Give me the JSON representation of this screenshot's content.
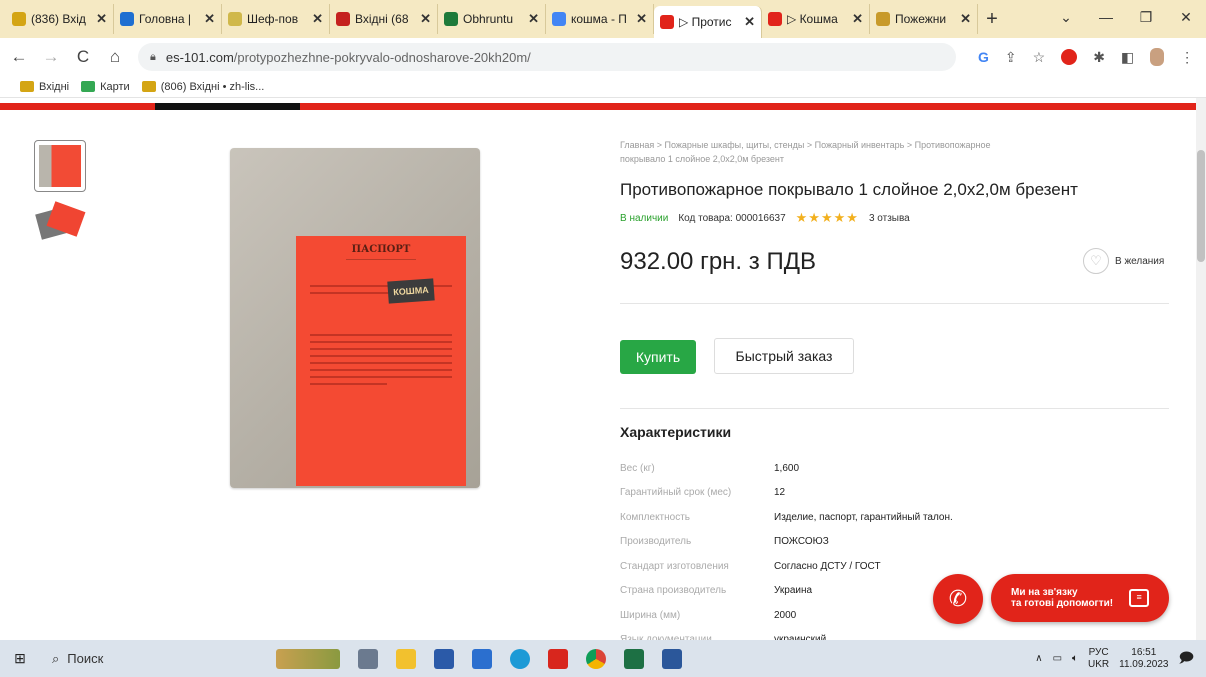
{
  "browser": {
    "tabs": [
      {
        "label": "(836) Вхід",
        "color": "#d4a514",
        "active": false
      },
      {
        "label": "Головна |",
        "color": "#1f6fd1",
        "active": false
      },
      {
        "label": "Шеф-пов",
        "color": "#d0b84a",
        "active": false
      },
      {
        "label": "Вхідні (68",
        "color": "#c5221f",
        "active": false
      },
      {
        "label": "Obhruntu",
        "color": "#1e7a3a",
        "active": false
      },
      {
        "label": "кошма - П",
        "color": "#4285f4",
        "active": false
      },
      {
        "label": "▷ Протис",
        "color": "#e1241a",
        "active": true
      },
      {
        "label": "▷ Кошма",
        "color": "#e1241a",
        "active": false
      },
      {
        "label": "Пожежни",
        "color": "#c89a2a",
        "active": false
      }
    ],
    "new_tab": "+",
    "url_host": "es-101.com",
    "url_path": "/protypozhezhne-pokryvalo-odnosharove-20kh20m/",
    "bookmarks": [
      "Вхідні",
      "Карти",
      "(806) Вхідні • zh-lis..."
    ]
  },
  "product": {
    "breadcrumb": "Главная  >  Пожарные шкафы, щиты, стенды  >  Пожарный инвентарь  >  Противопожарное покрывало 1 слойное 2,0x2,0м брезент",
    "title": "Противопожарное покрывало 1 слойное 2,0х2,0м брезент",
    "stock": "В наличии",
    "code": "Код товара: 000016637",
    "stars": "★★★★★",
    "rating": 5,
    "reviews": "3 отзыва",
    "price": "932.00 грн. з ПДВ",
    "wishlist": "В желания",
    "buy_button": "Купить",
    "quick_order": "Быстрый заказ",
    "passport_title": "ПАСПОРТ",
    "passport_brand": "КОШМА"
  },
  "characteristics": {
    "heading": "Характеристики",
    "rows": [
      {
        "key": "Вес (кг)",
        "value": "1,600"
      },
      {
        "key": "Гарантийный срок (мес)",
        "value": "12"
      },
      {
        "key": "Комплектность",
        "value": "Изделие, паспорт, гарантийный талон."
      },
      {
        "key": "Производитель",
        "value": "ПОЖСОЮЗ"
      },
      {
        "key": "Стандарт изготовления",
        "value": "Согласно ДСТУ / ГОСТ"
      },
      {
        "key": "Страна производитель",
        "value": "Украина"
      },
      {
        "key": "Ширина (мм)",
        "value": "2000"
      },
      {
        "key": "Язык документации",
        "value": "украинский"
      }
    ]
  },
  "help": {
    "line1": "Ми на зв'язку",
    "line2": "та готові допомогти!"
  },
  "taskbar": {
    "search": "Поиск",
    "lang_top": "РУС",
    "lang_bottom": "UKR",
    "time": "16:51",
    "date": "11.09.2023"
  }
}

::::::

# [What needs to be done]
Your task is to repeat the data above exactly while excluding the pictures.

# [Your solution]
Give me the JSON representation of this screenshot's content.
{
  "browser": {
    "tabs": [
      {
        "label": "(836) Вхід",
        "color": "#d4a514",
        "active": false
      },
      {
        "label": "Головна |",
        "color": "#1f6fd1",
        "active": false
      },
      {
        "label": "Шеф-пов",
        "color": "#d0b84a",
        "active": false
      },
      {
        "label": "Вхідні (68",
        "color": "#c5221f",
        "active": false
      },
      {
        "label": "Obhruntu",
        "color": "#1e7a3a",
        "active": false
      },
      {
        "label": "кошма - П",
        "color": "#4285f4",
        "active": false
      },
      {
        "label": "▷ Протис",
        "color": "#e1241a",
        "active": true
      },
      {
        "label": "▷ Кошма",
        "color": "#e1241a",
        "active": false
      },
      {
        "label": "Пожежни",
        "color": "#c89a2a",
        "active": false
      }
    ],
    "new_tab": "+",
    "url_host": "es-101.com",
    "url_path": "/protypozhezhne-pokryvalo-odnosharove-20kh20m/",
    "bookmarks": [
      "Вхідні",
      "Карти",
      "(806) Вхідні • zh-lis..."
    ]
  },
  "product": {
    "breadcrumb": "Главная  >  Пожарные шкафы, щиты, стенды  >  Пожарный инвентарь  >  Противопожарное покрывало 1 слойное 2,0x2,0м брезент",
    "title": "Противопожарное покрывало 1 слойное 2,0х2,0м брезент",
    "stock": "В наличии",
    "code": "Код товара: 000016637",
    "stars": "★★★★★",
    "rating": 5,
    "reviews": "3 отзыва",
    "price": "932.00 грн. з ПДВ",
    "wishlist": "В желания",
    "buy_button": "Купить",
    "quick_order": "Быстрый заказ",
    "passport_title": "ПАСПОРТ",
    "passport_brand": "КОШМА"
  },
  "characteristics": {
    "heading": "Характеристики",
    "rows": [
      {
        "key": "Вес (кг)",
        "value": "1,600"
      },
      {
        "key": "Гарантийный срок (мес)",
        "value": "12"
      },
      {
        "key": "Комплектность",
        "value": "Изделие, паспорт, гарантийный талон."
      },
      {
        "key": "Производитель",
        "value": "ПОЖСОЮЗ"
      },
      {
        "key": "Стандарт изготовления",
        "value": "Согласно ДСТУ / ГОСТ"
      },
      {
        "key": "Страна производитель",
        "value": "Украина"
      },
      {
        "key": "Ширина (мм)",
        "value": "2000"
      },
      {
        "key": "Язык документации",
        "value": "украинский"
      }
    ]
  },
  "help": {
    "line1": "Ми на зв'язку",
    "line2": "та готові допомогти!"
  },
  "taskbar": {
    "search": "Поиск",
    "lang_top": "РУС",
    "lang_bottom": "UKR",
    "time": "16:51",
    "date": "11.09.2023"
  }
}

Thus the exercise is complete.